The entire Eight Pieces of Brocade is part of 90 minutes of instruction on my Qigong DVD. The cost of the DVD is $19.99 with free shipping anywhere in the world. It also includes three 5-minute routines, two 10-minute routines, and 36 exercises of the Yi Jing Ching (the Fist Set, the Palm Set, and the Moving Set). All the exercises are described and shown in my Qigong Kindle ebook available on Amazon's Kindle Store worldwide. The ebook costs only $4.99.

Qigong will not make you immortal. After all, every qigong master of the past is dead. But it does help you balance the mind and body, and it can improve your health by managing stress. It is not difficult, but it takes time and practice. It is well worth the effort.

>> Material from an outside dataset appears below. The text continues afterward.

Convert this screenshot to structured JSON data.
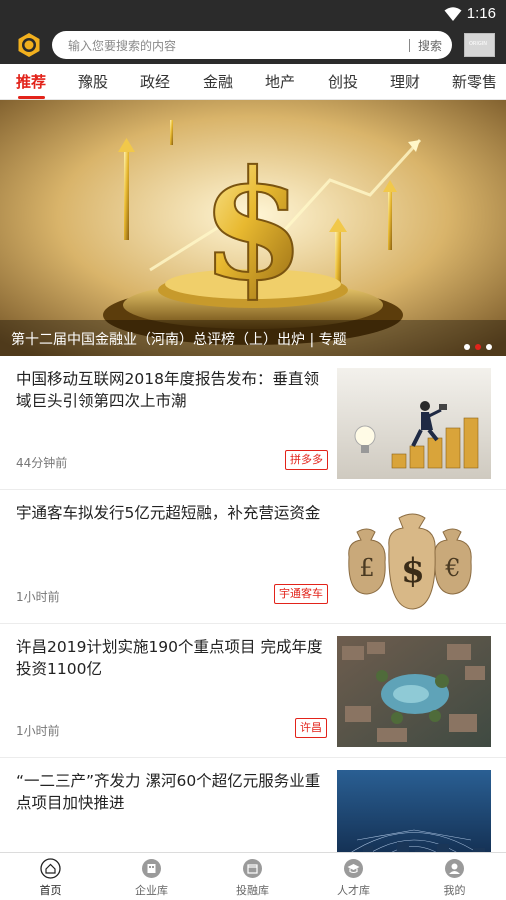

Chen Man Ching -- the Birth and the Marketing of Tai Chi Chuan in the U.S.

Chen Man Ching demonstrates rooting, probably in the 1930 or 40's.

Chen Man Ching was one of the first notable people to bring Tai Chi to America. He was born in 1902, studied some Tai Chi before meeting and becoming a student of Yang Chengfu, historically known as the most famous early teacher of Yang Tai Chi. Chen studied with Yang Chengfu for six years.

By 1946, Chen Man Ching had developed his own short version (37 movements) of Yang Chengfu's long Tai Chi form. He performs it in the video below.

He moved to New York City in 1964, no doubt causing quite a stir since Tai Chi was mysterious at the time. In 1967, he teamed with Robert W. Smith and T.T. Liang to write a book about Tai Chi. He died in 1975, but by that time, as Tai Chi teachers are bound to do, he became a legend.

I am grateful that he was a pioneer who helped to bring the internal arts to America. When I watch video of him performing, or one of his more famous students, William C.C. Chen, I am always disappointed. I see a version of Tai Chi that is much more appropriate for older people than for martial art purposes. However, considering the lack of Tai Chi instructors in the U.S. in 1964, he was considered to be the best in America at the time.

Perhaps this is a reason why, after studying Yang Tai Chi for over a decade (and winning a gold medal in the 1990 AAU Kung Fu Nationals doing the Yang 24 Form), I switched to Chen style within an hour of meeting my first Chen style teachers. It was more alive and the relaxed body mechanics could deliver power. From being involved in sports, and now experiencing the body mechanics of Chen Tai Chi, I knew that what I had been studying was empty.

But we all know how students can inflate a legend. Before I studied with my first teacher, Sin The of Lexington, Kentucky, I heard stories from his students who said he could jump up and kick a basketball goal (pretty impressive in Wildcat country) and he could cut himself and control his bleeding. None of it was true (not even his Shaolin background).

In Tai Chi and other martial arts, the truths of marketing are true just as in any industry. You don't have to be the best as long as you are the first in the market. That's why, when you ask people if they know about Tai Chi, those who do will usually say, "That's a slow motion health exercise for the elderly."

Coke was the first major soft drink. In parts of the country, when you walk into a store, whether they serve Coke or Pepsi, you say, "Give me a Coke." That's why Pepsi started demanding that their restaurants and fast food joints say, "Is Pepsi okay?" Decades after Pepsi beat Coke in taste tests (people think Pepsi tastes better) Coke still beats Pepsi in sales.

It is better to be first than it is to be best, even in Tai Chi. Here is a video of Chen Man Ching performing his 37-movement form. We owe him a tip of the hat for making Tai Chi well known in the United States. But we know more about Taijiquan than we did in the Sixties and early Seventies. We have moved deeper than the health level and have seen the martial art. And it is a good one.


If you practice Yang style and would like to see 108 self-defense applications that are hidden in the Yang 24 Form, this Kindle ebook shows you all of them and explains them in detail. Read more about it on Amazon. If you are not in the U.S. and reading this, visit your own country's Amazon Kindle Store.